▶ [Problem statement] With every picture left out, give the data below back exactly.
Segment Open
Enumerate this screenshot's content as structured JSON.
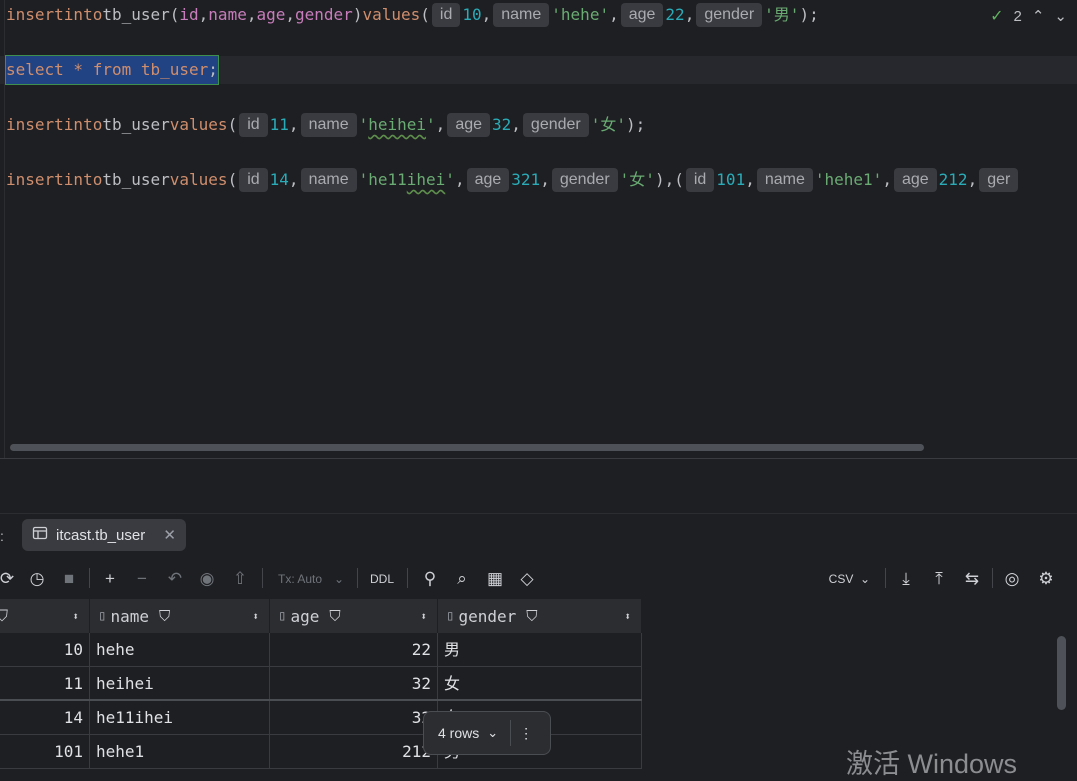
{
  "editor": {
    "lines": {
      "l1": {
        "kw_insert": "insert",
        "kw_into": "into",
        "table": "tb_user(",
        "c_id": "id",
        "c_name": "name",
        "c_age": "age",
        "c_gender": "gender",
        "comma": ",",
        "close": ")",
        "kw_values": "values",
        "open": "(",
        "h_id": "id",
        "v_id": "10",
        "h_name": "name",
        "v_name": "'hehe'",
        "h_age": "age",
        "v_age": "22",
        "h_gender": "gender",
        "v_gender": "'男'",
        "end": ");"
      },
      "l2": {
        "text": "select * from tb_user",
        "end": ";"
      },
      "l3": {
        "kw_insert": "insert",
        "kw_into": "into",
        "table": "tb_user",
        "kw_values": "values",
        "open": "(",
        "h_id": "id",
        "v_id": "11",
        "h_name": "name",
        "v_name_q1": "'",
        "v_name_w": "heihei",
        "v_name_q2": "'",
        "h_age": "age",
        "v_age": "32",
        "h_gender": "gender",
        "v_gender": "'女'",
        "end": ");"
      },
      "l4": {
        "kw_insert": "insert",
        "kw_into": "into",
        "table": "tb_user",
        "kw_values": "values",
        "open": "(",
        "h_id": "id",
        "v_id": "14",
        "h_name": "name",
        "v_name_a": "'he11",
        "v_name_w": "ihei",
        "v_name_b": "'",
        "h_age": "age",
        "v_age": "321",
        "h_gender": "gender",
        "v_gender": "'女'",
        "mid": "),(",
        "h_id2": "id",
        "v_id2": "101",
        "h_name2": "name",
        "v_name2": "'hehe1'",
        "h_age2": "age",
        "v_age2": "212",
        "h_gender2": "ger"
      }
    },
    "inspection": {
      "icon": "check-double-icon",
      "count": "2",
      "up": "⌃",
      "down": "⌄"
    }
  },
  "services": {
    "tab_label": "itcast.tb_user",
    "tab_close": "✕",
    "toolbar": {
      "tx_mode": "Tx: Auto",
      "ddl": "DDL",
      "export_format": "CSV"
    },
    "grid": {
      "columns": [
        "name",
        "age",
        "gender"
      ],
      "rows": [
        {
          "id": "10",
          "name": "hehe",
          "age": "22",
          "gender": "男"
        },
        {
          "id": "11",
          "name": "heihei",
          "age": "32",
          "gender": "女"
        },
        {
          "id": "14",
          "name": "he11ihei",
          "age": "32",
          "gender": "女"
        },
        {
          "id": "101",
          "name": "hehe1",
          "age": "212",
          "gender": "男"
        }
      ]
    },
    "rows_pill": {
      "label": "4 rows",
      "more": "⋮"
    }
  },
  "watermark": "激活 Windows",
  "colors": {
    "keyword": "#cf8e6d",
    "column": "#c77dbb",
    "number": "#2aacb8",
    "string": "#6aab73",
    "selection": "#214283"
  }
}
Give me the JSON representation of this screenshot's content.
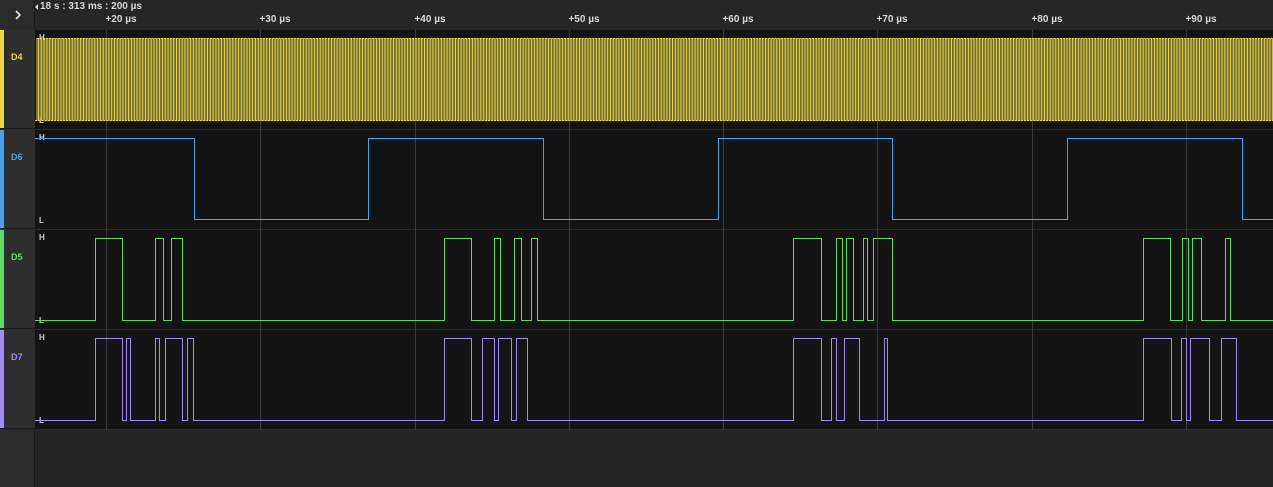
{
  "time_ruler": {
    "readout": "18 s : 313 ms : 200 µs",
    "ticks": [
      "+20 µs",
      "+30 µs",
      "+40 µs",
      "+50 µs",
      "+60 µs",
      "+70 µs",
      "+80 µs",
      "+90 µs"
    ]
  },
  "level_labels": {
    "high": "H",
    "low": "L"
  },
  "channels": [
    {
      "name": "D4",
      "color": "#e8d84a",
      "signal": "clock"
    },
    {
      "name": "D6",
      "color": "#4aa3e8",
      "signal": "square"
    },
    {
      "name": "D5",
      "color": "#5fd86a",
      "signal": "burst"
    },
    {
      "name": "D7",
      "color": "#a38cf0",
      "signal": "burst"
    }
  ],
  "icons": {
    "expand": "chevron-right-icon",
    "scroll_left": "triangle-left-icon"
  }
}
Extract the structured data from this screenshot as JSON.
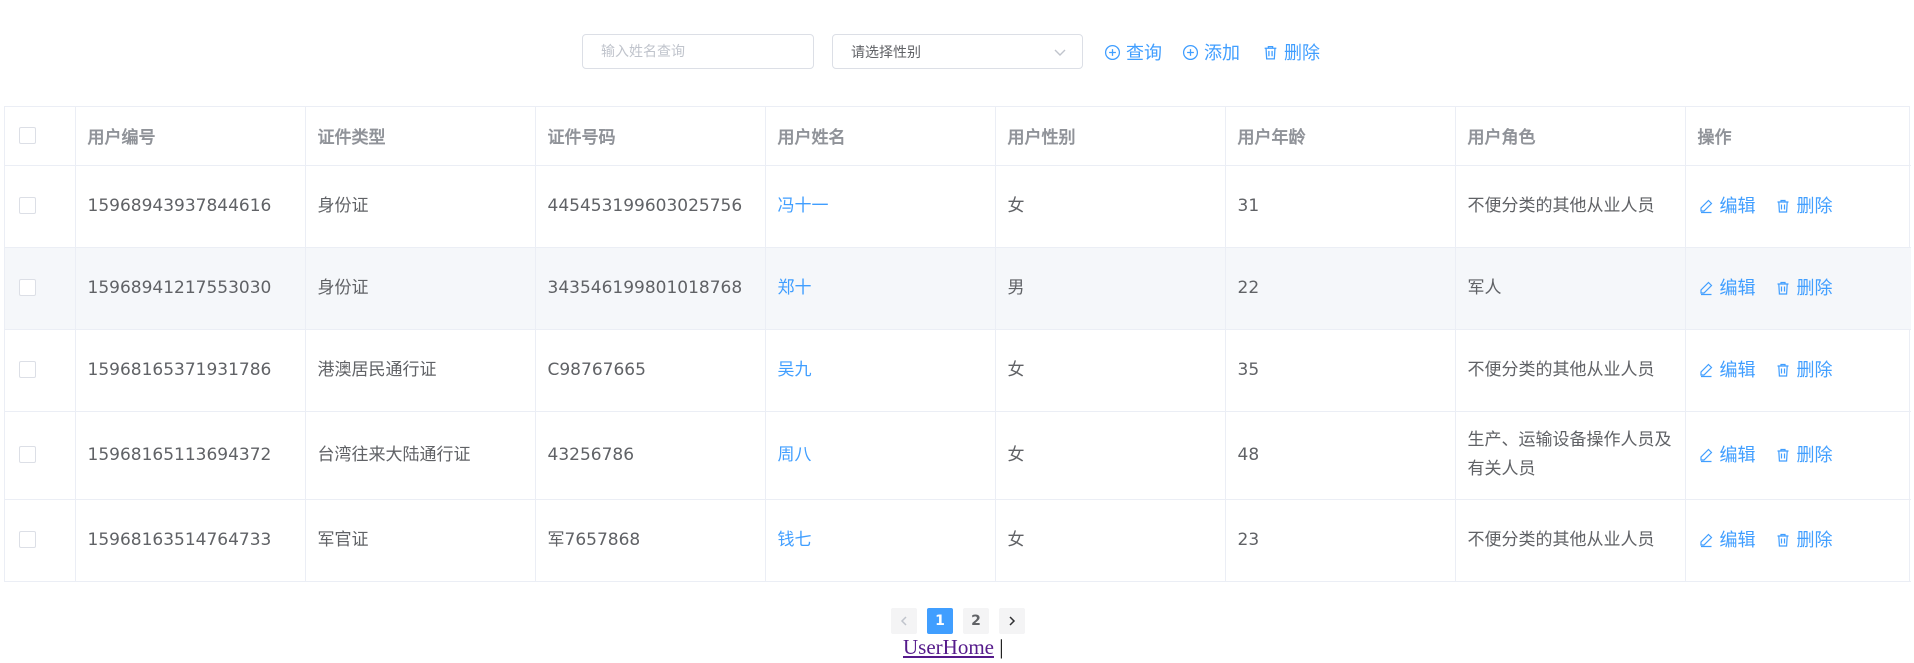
{
  "toolbar": {
    "search_placeholder": "输入姓名查询",
    "gender_placeholder": "请选择性别",
    "query_label": "查询",
    "add_label": "添加",
    "delete_label": "删除"
  },
  "table": {
    "headers": [
      "用户编号",
      "证件类型",
      "证件号码",
      "用户姓名",
      "用户性别",
      "用户年龄",
      "用户角色",
      "操作"
    ],
    "rows": [
      {
        "id": "15968943937844616",
        "id_type": "身份证",
        "id_number": "445453199603025756",
        "name": "冯十一",
        "gender": "女",
        "age": "31",
        "role": "不便分类的其他从业人员"
      },
      {
        "id": "15968941217553030",
        "id_type": "身份证",
        "id_number": "343546199801018768",
        "name": "郑十",
        "gender": "男",
        "age": "22",
        "role": "军人"
      },
      {
        "id": "15968165371931786",
        "id_type": "港澳居民通行证",
        "id_number": "C98767665",
        "name": "吴九",
        "gender": "女",
        "age": "35",
        "role": "不便分类的其他从业人员"
      },
      {
        "id": "15968165113694372",
        "id_type": "台湾往来大陆通行证",
        "id_number": "43256786",
        "name": "周八",
        "gender": "女",
        "age": "48",
        "role": "生产、运输设备操作人员及有关人员"
      },
      {
        "id": "15968163514764733",
        "id_type": "军官证",
        "id_number": "军7657868",
        "name": "钱七",
        "gender": "女",
        "age": "23",
        "role": "不便分类的其他从业人员"
      }
    ],
    "edit_label": "编辑",
    "delete_label": "删除"
  },
  "pagination": {
    "pages": [
      "1",
      "2"
    ],
    "current": "1"
  },
  "footer": {
    "link": "UserHome",
    "separator": " |"
  },
  "colors": {
    "accent": "#409eff",
    "text": "#606266",
    "header_text": "#909399",
    "border": "#ebeef5",
    "stripe": "#f5f7fa"
  },
  "icons": {
    "query": "circle-plus-icon",
    "add": "circle-plus-icon",
    "delete": "trash-icon",
    "edit": "pencil-icon",
    "select": "chevron-down-icon",
    "prev": "chevron-left-icon",
    "next": "chevron-right-icon"
  }
}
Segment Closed
▶ [Finished exercise]
Enumerate this screenshot's content as structured JSON.
{
  "editor": {
    "lines": {
      "l1": {
        "kw_insert": "insert",
        "kw_into": "into",
        "table": "tb_user(",
        "c_id": "id",
        "c_name": "name",
        "c_age": "age",
        "c_gender": "gender",
        "comma": ",",
        "close": ")",
        "kw_values": "values",
        "open": "(",
        "h_id": "id",
        "v_id": "10",
        "h_name": "name",
        "v_name": "'hehe'",
        "h_age": "age",
        "v_age": "22",
        "h_gender": "gender",
        "v_gender": "'男'",
        "end": ");"
      },
      "l2": {
        "text": "select * from tb_user",
        "end": ";"
      },
      "l3": {
        "kw_insert": "insert",
        "kw_into": "into",
        "table": "tb_user",
        "kw_values": "values",
        "open": "(",
        "h_id": "id",
        "v_id": "11",
        "h_name": "name",
        "v_name_q1": "'",
        "v_name_w": "heihei",
        "v_name_q2": "'",
        "h_age": "age",
        "v_age": "32",
        "h_gender": "gender",
        "v_gender": "'女'",
        "end": ");"
      },
      "l4": {
        "kw_insert": "insert",
        "kw_into": "into",
        "table": "tb_user",
        "kw_values": "values",
        "open": "(",
        "h_id": "id",
        "v_id": "14",
        "h_name": "name",
        "v_name_a": "'he11",
        "v_name_w": "ihei",
        "v_name_b": "'",
        "h_age": "age",
        "v_age": "321",
        "h_gender": "gender",
        "v_gender": "'女'",
        "mid": "),(",
        "h_id2": "id",
        "v_id2": "101",
        "h_name2": "name",
        "v_name2": "'hehe1'",
        "h_age2": "age",
        "v_age2": "212",
        "h_gender2": "ger"
      }
    },
    "inspection": {
      "icon": "check-double-icon",
      "count": "2",
      "up": "⌃",
      "down": "⌄"
    }
  },
  "services": {
    "tab_label": "itcast.tb_user",
    "tab_close": "✕",
    "toolbar": {
      "tx_mode": "Tx: Auto",
      "ddl": "DDL",
      "export_format": "CSV"
    },
    "grid": {
      "columns": [
        "name",
        "age",
        "gender"
      ],
      "rows": [
        {
          "id": "10",
          "name": "hehe",
          "age": "22",
          "gender": "男"
        },
        {
          "id": "11",
          "name": "heihei",
          "age": "32",
          "gender": "女"
        },
        {
          "id": "14",
          "name": "he11ihei",
          "age": "32",
          "gender": "女"
        },
        {
          "id": "101",
          "name": "hehe1",
          "age": "212",
          "gender": "男"
        }
      ]
    },
    "rows_pill": {
      "label": "4 rows",
      "more": "⋮"
    }
  },
  "watermark": "激活 Windows",
  "colors": {
    "keyword": "#cf8e6d",
    "column": "#c77dbb",
    "number": "#2aacb8",
    "string": "#6aab73",
    "selection": "#214283"
  }
}
Give me the JSON representation of this screenshot's content.
{
  "time_ruler": {
    "readout": "18 s : 313 ms : 200 µs",
    "ticks": [
      "+20 µs",
      "+30 µs",
      "+40 µs",
      "+50 µs",
      "+60 µs",
      "+70 µs",
      "+80 µs",
      "+90 µs"
    ]
  },
  "level_labels": {
    "high": "H",
    "low": "L"
  },
  "channels": [
    {
      "name": "D4",
      "color": "#e8d84a",
      "signal": "clock"
    },
    {
      "name": "D6",
      "color": "#4aa3e8",
      "signal": "square"
    },
    {
      "name": "D5",
      "color": "#5fd86a",
      "signal": "burst"
    },
    {
      "name": "D7",
      "color": "#a38cf0",
      "signal": "burst"
    }
  ],
  "icons": {
    "expand": "chevron-right-icon",
    "scroll_left": "triangle-left-icon"
  }
}
Extract the structured data from this screenshot as JSON.
{
  "toolbar": {
    "search_placeholder": "输入姓名查询",
    "gender_placeholder": "请选择性别",
    "query_label": "查询",
    "add_label": "添加",
    "delete_label": "删除"
  },
  "table": {
    "headers": [
      "用户编号",
      "证件类型",
      "证件号码",
      "用户姓名",
      "用户性别",
      "用户年龄",
      "用户角色",
      "操作"
    ],
    "rows": [
      {
        "id": "15968943937844616",
        "id_type": "身份证",
        "id_number": "445453199603025756",
        "name": "冯十一",
        "gender": "女",
        "age": "31",
        "role": "不便分类的其他从业人员"
      },
      {
        "id": "15968941217553030",
        "id_type": "身份证",
        "id_number": "343546199801018768",
        "name": "郑十",
        "gender": "男",
        "age": "22",
        "role": "军人"
      },
      {
        "id": "15968165371931786",
        "id_type": "港澳居民通行证",
        "id_number": "C98767665",
        "name": "吴九",
        "gender": "女",
        "age": "35",
        "role": "不便分类的其他从业人员"
      },
      {
        "id": "15968165113694372",
        "id_type": "台湾往来大陆通行证",
        "id_number": "43256786",
        "name": "周八",
        "gender": "女",
        "age": "48",
        "role": "生产、运输设备操作人员及有关人员"
      },
      {
        "id": "15968163514764733",
        "id_type": "军官证",
        "id_number": "军7657868",
        "name": "钱七",
        "gender": "女",
        "age": "23",
        "role": "不便分类的其他从业人员"
      }
    ],
    "edit_label": "编辑",
    "delete_label": "删除"
  },
  "pagination": {
    "pages": [
      "1",
      "2"
    ],
    "current": "1"
  },
  "footer": {
    "link": "UserHome",
    "separator": " |"
  },
  "colors": {
    "accent": "#409eff",
    "text": "#606266",
    "header_text": "#909399",
    "border": "#ebeef5",
    "stripe": "#f5f7fa"
  },
  "icons": {
    "query": "circle-plus-icon",
    "add": "circle-plus-icon",
    "delete": "trash-icon",
    "edit": "pencil-icon",
    "select": "chevron-down-icon",
    "prev": "chevron-left-icon",
    "next": "chevron-right-icon"
  }
}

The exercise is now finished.